Directions for this task » Your answer must be a single number: how many lines in the records include the word "Phương".

Dataset records »
+++

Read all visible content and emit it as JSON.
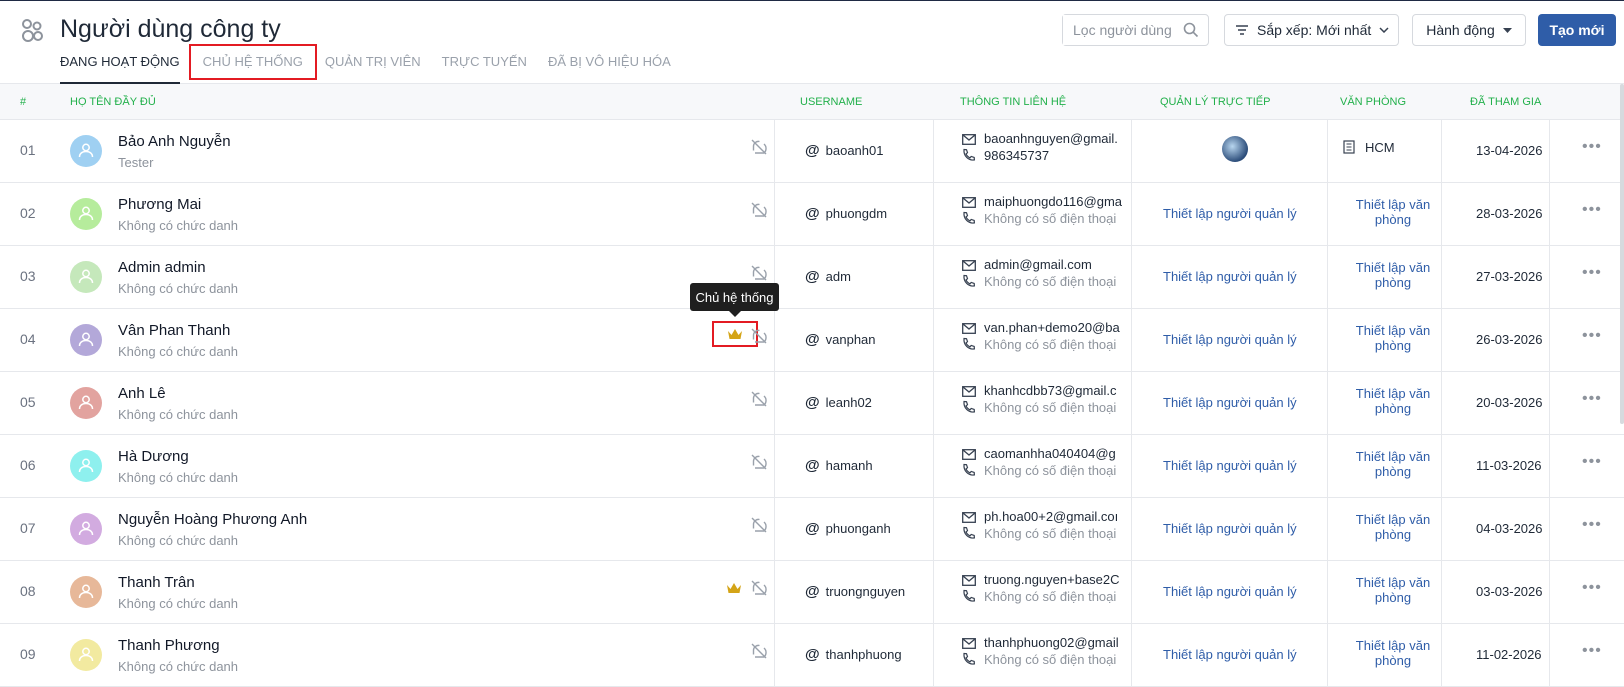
{
  "header": {
    "title": "Người dùng công ty",
    "tabs": [
      {
        "label": "ĐANG HOẠT ĐỘNG"
      },
      {
        "label": "CHỦ HỆ THỐNG"
      },
      {
        "label": "QUẢN TRỊ VIÊN"
      },
      {
        "label": "TRỰC TUYẾN"
      },
      {
        "label": "ĐÃ BỊ VÔ HIỆU HÓA"
      }
    ],
    "search_placeholder": "Lọc người dùng",
    "sort_label": "Sắp xếp: Mới nhất",
    "action_label": "Hành động",
    "new_label": "Tạo mới"
  },
  "table": {
    "columns": [
      "#",
      "HỌ TÊN ĐẦY ĐỦ",
      "USERNAME",
      "THÔNG TIN LIÊN HỆ",
      "QUẢN LÝ TRỰC TIẾP",
      "VĂN PHÒNG",
      "ĐÃ THAM GIA"
    ],
    "manager_link": "Thiết lập người quản lý",
    "office_link": "Thiết lập văn phòng",
    "rows": [
      {
        "num": "01",
        "name": "Bảo Anh Nguyễn",
        "role": "Tester",
        "username": "baoanh01",
        "email": "baoanhnguyen@gmail.",
        "phone": "986345737",
        "office": "HCM",
        "joined": "13-04-2026",
        "avatar_color": "#9fd0f2"
      },
      {
        "num": "02",
        "name": "Phương Mai",
        "role": "Không có chức danh",
        "username": "phuongdm",
        "email": "maiphuongdo116@gma",
        "phone": "Không có số điện thoại",
        "joined": "28-03-2026",
        "avatar_color": "#b6ec9c"
      },
      {
        "num": "03",
        "name": "Admin admin",
        "role": "Không có chức danh",
        "username": "adm",
        "email": "admin@gmail.com",
        "phone": "Không có số điện thoại",
        "joined": "27-03-2026",
        "avatar_color": "#c5e8bb"
      },
      {
        "num": "04",
        "name": "Vân Phan Thanh",
        "role": "Không có chức danh",
        "username": "vanphan",
        "email": "van.phan+demo20@ba",
        "phone": "Không có số điện thoại",
        "joined": "26-03-2026",
        "avatar_color": "#b3a8d9"
      },
      {
        "num": "05",
        "name": "Anh Lê",
        "role": "Không có chức danh",
        "username": "leanh02",
        "email": "khanhcdbb73@gmail.c",
        "phone": "Không có số điện thoại",
        "joined": "20-03-2026",
        "avatar_color": "#e2a39f"
      },
      {
        "num": "06",
        "name": "Hà Dương",
        "role": "Không có chức danh",
        "username": "hamanh",
        "email": "caomanhha040404@g",
        "phone": "Không có số điện thoại",
        "joined": "11-03-2026",
        "avatar_color": "#8ef0ee"
      },
      {
        "num": "07",
        "name": "Nguyễn Hoàng Phương Anh",
        "role": "Không có chức danh",
        "username": "phuonganh",
        "email": "ph.hoa00+2@gmail.coı",
        "phone": "Không có số điện thoại",
        "joined": "04-03-2026",
        "avatar_color": "#d2abe0"
      },
      {
        "num": "08",
        "name": "Thanh Trân",
        "role": "Không có chức danh",
        "username": "truongnguyen",
        "email": "truong.nguyen+base2C",
        "phone": "Không có số điện thoại",
        "joined": "03-03-2026",
        "avatar_color": "#e7b899"
      },
      {
        "num": "09",
        "name": "Thanh Phương",
        "role": "Không có chức danh",
        "username": "thanhphuong",
        "email": "thanhphuong02@gmail",
        "phone": "Không có số điện thoại",
        "joined": "11-02-2026",
        "avatar_color": "#f2eaa0"
      }
    ]
  },
  "tooltip": "Chủ hệ thống",
  "colors": {
    "accent": "#2f5da8",
    "header_green": "#22b04b",
    "highlight_red": "#e31b23",
    "crown": "#d4a417"
  }
}
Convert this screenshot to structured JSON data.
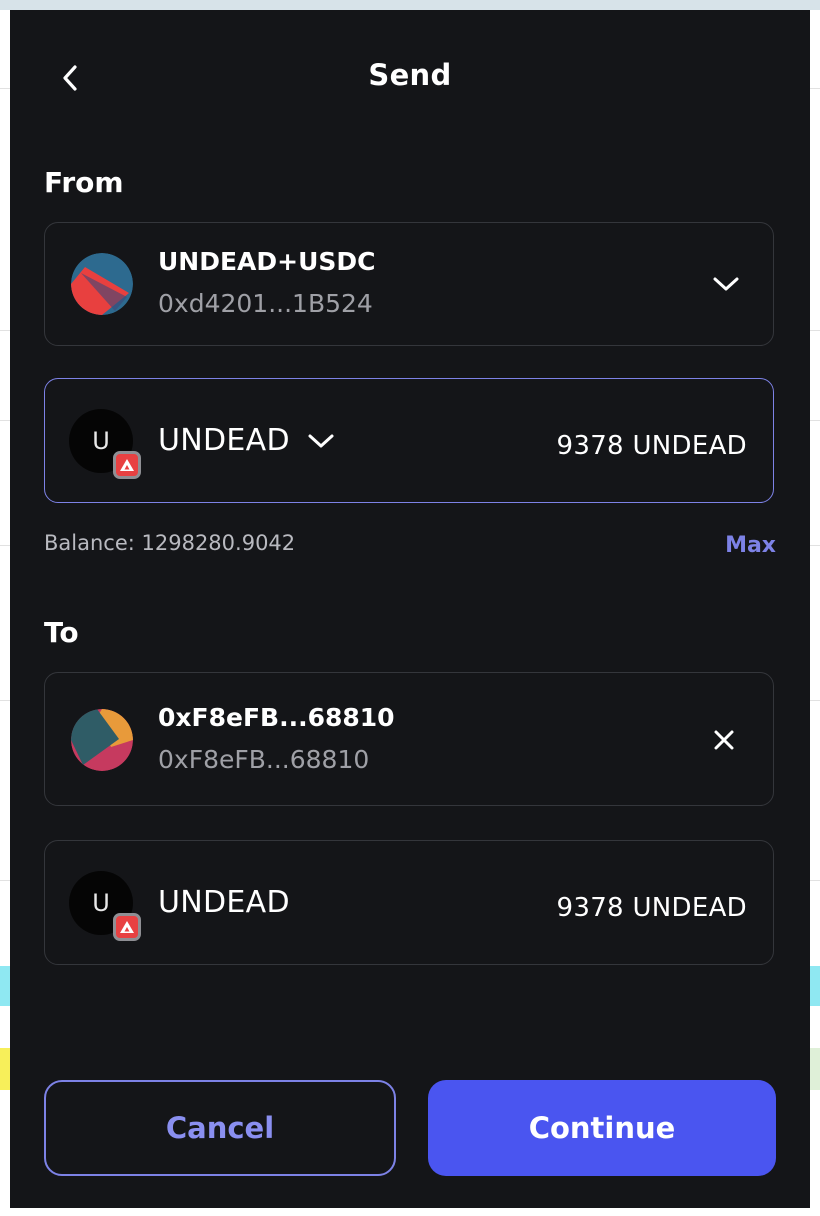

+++

Task response » 3